A new study links exposure to pesticides in the womb to a reduced IQ among children, reports New Scientist.The results come from three studies carried out in New York City and California’s Salinas Valley, which is well known for its intensive vegetable cultivation.
Metabolites of organophosphates were measured in the urine of pregnant women or in blood from the umbilical cord. In the Californian study, the IQ of children of the women in the group with the highest pesticide exposure were on average seven points lower than those of women with the lowest exposure.
The New York City studies found similar results, suggesting that exposure to sprays on farms is not the problem, despite the children from the Californian study coming from Latino farm-working families.
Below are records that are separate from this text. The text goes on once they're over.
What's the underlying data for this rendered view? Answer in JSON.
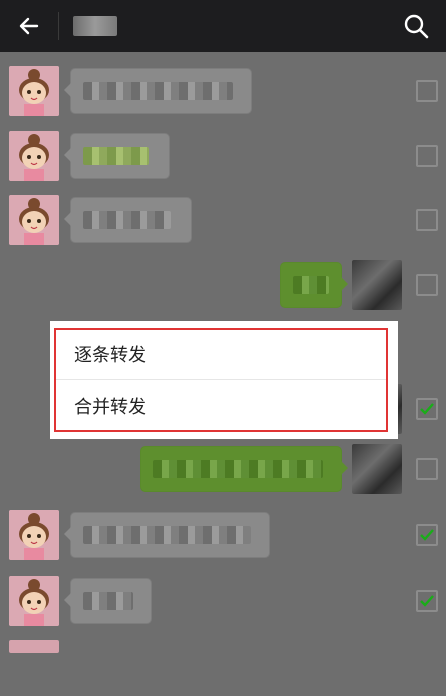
{
  "header": {
    "title": "",
    "back_icon": "arrow-left-icon",
    "search_icon": "search-icon"
  },
  "forward_menu": {
    "option_one_by_one": "逐条转发",
    "option_merge": "合并转发",
    "highlight_color": "#e03434"
  },
  "colors": {
    "topbar": "#1d1d1f",
    "checkmark": "#1aad19",
    "sent_bubble": "#9ee65f"
  },
  "messages": [
    {
      "side": "left",
      "checked": false
    },
    {
      "side": "left",
      "checked": false
    },
    {
      "side": "left",
      "checked": false
    },
    {
      "side": "right",
      "checked": false
    },
    {
      "side": "right",
      "checked": true
    },
    {
      "side": "right",
      "checked": true
    },
    {
      "side": "left",
      "checked": true
    },
    {
      "side": "left",
      "checked": true
    }
  ]
}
“We believe most of the exposure is occurring through pesticide residues on food,” says Brenda Eskenazi, from the University of California, who led the study.